* [To do]
Whatever the records below say, write them all out exactly.

Start of Data shown

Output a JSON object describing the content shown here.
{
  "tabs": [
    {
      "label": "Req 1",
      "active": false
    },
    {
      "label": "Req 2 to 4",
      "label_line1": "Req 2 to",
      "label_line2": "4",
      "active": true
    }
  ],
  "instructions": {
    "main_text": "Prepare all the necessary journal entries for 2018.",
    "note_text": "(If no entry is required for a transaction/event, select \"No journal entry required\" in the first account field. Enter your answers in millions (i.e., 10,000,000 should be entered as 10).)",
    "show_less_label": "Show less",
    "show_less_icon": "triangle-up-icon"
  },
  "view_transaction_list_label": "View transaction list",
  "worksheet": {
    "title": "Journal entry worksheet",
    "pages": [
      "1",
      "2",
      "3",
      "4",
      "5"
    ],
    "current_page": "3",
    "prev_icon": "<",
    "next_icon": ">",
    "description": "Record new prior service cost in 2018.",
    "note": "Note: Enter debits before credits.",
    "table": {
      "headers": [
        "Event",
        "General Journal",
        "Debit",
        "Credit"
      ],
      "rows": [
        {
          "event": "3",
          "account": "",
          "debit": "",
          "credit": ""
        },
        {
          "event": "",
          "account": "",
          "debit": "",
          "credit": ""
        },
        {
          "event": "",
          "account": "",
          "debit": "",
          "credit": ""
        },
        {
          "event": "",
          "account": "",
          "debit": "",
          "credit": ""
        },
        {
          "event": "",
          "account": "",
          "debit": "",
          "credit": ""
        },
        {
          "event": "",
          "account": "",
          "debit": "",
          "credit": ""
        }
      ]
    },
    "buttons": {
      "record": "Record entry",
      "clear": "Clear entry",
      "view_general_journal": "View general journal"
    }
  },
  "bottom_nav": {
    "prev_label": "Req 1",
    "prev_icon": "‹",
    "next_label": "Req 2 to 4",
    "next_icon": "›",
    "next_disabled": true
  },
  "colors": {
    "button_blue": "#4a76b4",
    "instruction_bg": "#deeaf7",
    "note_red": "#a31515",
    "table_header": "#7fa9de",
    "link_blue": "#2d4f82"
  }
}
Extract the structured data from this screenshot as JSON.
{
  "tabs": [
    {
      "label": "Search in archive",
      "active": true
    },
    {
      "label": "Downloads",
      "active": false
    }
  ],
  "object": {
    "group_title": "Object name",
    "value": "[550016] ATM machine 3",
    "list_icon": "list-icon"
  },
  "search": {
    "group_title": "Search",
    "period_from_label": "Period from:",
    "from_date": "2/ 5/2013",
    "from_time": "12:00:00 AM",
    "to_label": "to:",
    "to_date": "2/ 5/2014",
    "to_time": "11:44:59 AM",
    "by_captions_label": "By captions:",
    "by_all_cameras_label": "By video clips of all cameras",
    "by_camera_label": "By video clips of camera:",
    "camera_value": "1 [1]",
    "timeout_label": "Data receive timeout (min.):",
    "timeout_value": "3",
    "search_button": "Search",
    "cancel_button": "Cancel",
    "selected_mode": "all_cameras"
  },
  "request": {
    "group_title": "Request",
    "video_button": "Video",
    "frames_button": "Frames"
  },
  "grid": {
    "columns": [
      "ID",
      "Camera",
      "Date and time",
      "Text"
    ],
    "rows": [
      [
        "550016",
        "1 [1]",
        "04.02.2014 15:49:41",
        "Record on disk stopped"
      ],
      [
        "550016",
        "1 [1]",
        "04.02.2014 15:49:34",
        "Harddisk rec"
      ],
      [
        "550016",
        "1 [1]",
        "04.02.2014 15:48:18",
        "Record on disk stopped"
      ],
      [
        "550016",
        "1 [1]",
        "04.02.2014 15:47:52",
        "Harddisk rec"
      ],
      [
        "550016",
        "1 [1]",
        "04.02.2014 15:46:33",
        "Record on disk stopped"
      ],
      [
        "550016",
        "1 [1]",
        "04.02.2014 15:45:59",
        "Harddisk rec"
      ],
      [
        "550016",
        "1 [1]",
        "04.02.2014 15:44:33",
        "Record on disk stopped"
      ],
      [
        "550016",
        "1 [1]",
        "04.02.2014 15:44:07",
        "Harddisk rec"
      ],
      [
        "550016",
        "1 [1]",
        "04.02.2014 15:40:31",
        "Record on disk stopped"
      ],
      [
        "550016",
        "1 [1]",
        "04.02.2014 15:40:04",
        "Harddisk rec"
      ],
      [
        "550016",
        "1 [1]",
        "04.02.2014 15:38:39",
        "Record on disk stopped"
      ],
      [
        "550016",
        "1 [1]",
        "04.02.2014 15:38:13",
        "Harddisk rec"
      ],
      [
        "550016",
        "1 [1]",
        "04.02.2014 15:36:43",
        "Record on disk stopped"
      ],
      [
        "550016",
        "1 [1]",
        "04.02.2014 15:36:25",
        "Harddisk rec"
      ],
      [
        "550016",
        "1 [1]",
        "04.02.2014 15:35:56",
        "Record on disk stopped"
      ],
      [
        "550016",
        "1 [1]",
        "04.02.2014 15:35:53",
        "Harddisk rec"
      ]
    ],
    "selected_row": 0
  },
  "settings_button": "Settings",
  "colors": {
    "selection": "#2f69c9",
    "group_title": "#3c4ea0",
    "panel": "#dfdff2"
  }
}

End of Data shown

* [Expected answer]
Output a JSON object describing the content shown here.
{
  "tabs": [
    {
      "label": "Req 1",
      "active": false
    },
    {
      "label": "Req 2 to 4",
      "label_line1": "Req 2 to",
      "label_line2": "4",
      "active": true
    }
  ],
  "instructions": {
    "main_text": "Prepare all the necessary journal entries for 2018.",
    "note_text": "(If no entry is required for a transaction/event, select \"No journal entry required\" in the first account field. Enter your answers in millions (i.e., 10,000,000 should be entered as 10).)",
    "show_less_label": "Show less",
    "show_less_icon": "triangle-up-icon"
  },
  "view_transaction_list_label": "View transaction list",
  "worksheet": {
    "title": "Journal entry worksheet",
    "pages": [
      "1",
      "2",
      "3",
      "4",
      "5"
    ],
    "current_page": "3",
    "prev_icon": "<",
    "next_icon": ">",
    "description": "Record new prior service cost in 2018.",
    "note": "Note: Enter debits before credits.",
    "table": {
      "headers": [
        "Event",
        "General Journal",
        "Debit",
        "Credit"
      ],
      "rows": [
        {
          "event": "3",
          "account": "",
          "debit": "",
          "credit": ""
        },
        {
          "event": "",
          "account": "",
          "debit": "",
          "credit": ""
        },
        {
          "event": "",
          "account": "",
          "debit": "",
          "credit": ""
        },
        {
          "event": "",
          "account": "",
          "debit": "",
          "credit": ""
        },
        {
          "event": "",
          "account": "",
          "debit": "",
          "credit": ""
        },
        {
          "event": "",
          "account": "",
          "debit": "",
          "credit": ""
        }
      ]
    },
    "buttons": {
      "record": "Record entry",
      "clear": "Clear entry",
      "view_general_journal": "View general journal"
    }
  },
  "bottom_nav": {
    "prev_label": "Req 1",
    "prev_icon": "‹",
    "next_label": "Req 2 to 4",
    "next_icon": "›",
    "next_disabled": true
  },
  "colors": {
    "button_blue": "#4a76b4",
    "instruction_bg": "#deeaf7",
    "note_red": "#a31515",
    "table_header": "#7fa9de",
    "link_blue": "#2d4f82"
  }
}
Extract the structured data from this screenshot as JSON.
{
  "tabs": [
    {
      "label": "Search in archive",
      "active": true
    },
    {
      "label": "Downloads",
      "active": false
    }
  ],
  "object": {
    "group_title": "Object name",
    "value": "[550016] ATM machine 3",
    "list_icon": "list-icon"
  },
  "search": {
    "group_title": "Search",
    "period_from_label": "Period from:",
    "from_date": "2/ 5/2013",
    "from_time": "12:00:00 AM",
    "to_label": "to:",
    "to_date": "2/ 5/2014",
    "to_time": "11:44:59 AM",
    "by_captions_label": "By captions:",
    "by_all_cameras_label": "By video clips of all cameras",
    "by_camera_label": "By video clips of camera:",
    "camera_value": "1 [1]",
    "timeout_label": "Data receive timeout (min.):",
    "timeout_value": "3",
    "search_button": "Search",
    "cancel_button": "Cancel",
    "selected_mode": "all_cameras"
  },
  "request": {
    "group_title": "Request",
    "video_button": "Video",
    "frames_button": "Frames"
  },
  "grid": {
    "columns": [
      "ID",
      "Camera",
      "Date and time",
      "Text"
    ],
    "rows": [
      [
        "550016",
        "1 [1]",
        "04.02.2014 15:49:41",
        "Record on disk stopped"
      ],
      [
        "550016",
        "1 [1]",
        "04.02.2014 15:49:34",
        "Harddisk rec"
      ],
      [
        "550016",
        "1 [1]",
        "04.02.2014 15:48:18",
        "Record on disk stopped"
      ],
      [
        "550016",
        "1 [1]",
        "04.02.2014 15:47:52",
        "Harddisk rec"
      ],
      [
        "550016",
        "1 [1]",
        "04.02.2014 15:46:33",
        "Record on disk stopped"
      ],
      [
        "550016",
        "1 [1]",
        "04.02.2014 15:45:59",
        "Harddisk rec"
      ],
      [
        "550016",
        "1 [1]",
        "04.02.2014 15:44:33",
        "Record on disk stopped"
      ],
      [
        "550016",
        "1 [1]",
        "04.02.2014 15:44:07",
        "Harddisk rec"
      ],
      [
        "550016",
        "1 [1]",
        "04.02.2014 15:40:31",
        "Record on disk stopped"
      ],
      [
        "550016",
        "1 [1]",
        "04.02.2014 15:40:04",
        "Harddisk rec"
      ],
      [
        "550016",
        "1 [1]",
        "04.02.2014 15:38:39",
        "Record on disk stopped"
      ],
      [
        "550016",
        "1 [1]",
        "04.02.2014 15:38:13",
        "Harddisk rec"
      ],
      [
        "550016",
        "1 [1]",
        "04.02.2014 15:36:43",
        "Record on disk stopped"
      ],
      [
        "550016",
        "1 [1]",
        "04.02.2014 15:36:25",
        "Harddisk rec"
      ],
      [
        "550016",
        "1 [1]",
        "04.02.2014 15:35:56",
        "Record on disk stopped"
      ],
      [
        "550016",
        "1 [1]",
        "04.02.2014 15:35:53",
        "Harddisk rec"
      ]
    ],
    "selected_row": 0
  },
  "settings_button": "Settings",
  "colors": {
    "selection": "#2f69c9",
    "group_title": "#3c4ea0",
    "panel": "#dfdff2"
  }
}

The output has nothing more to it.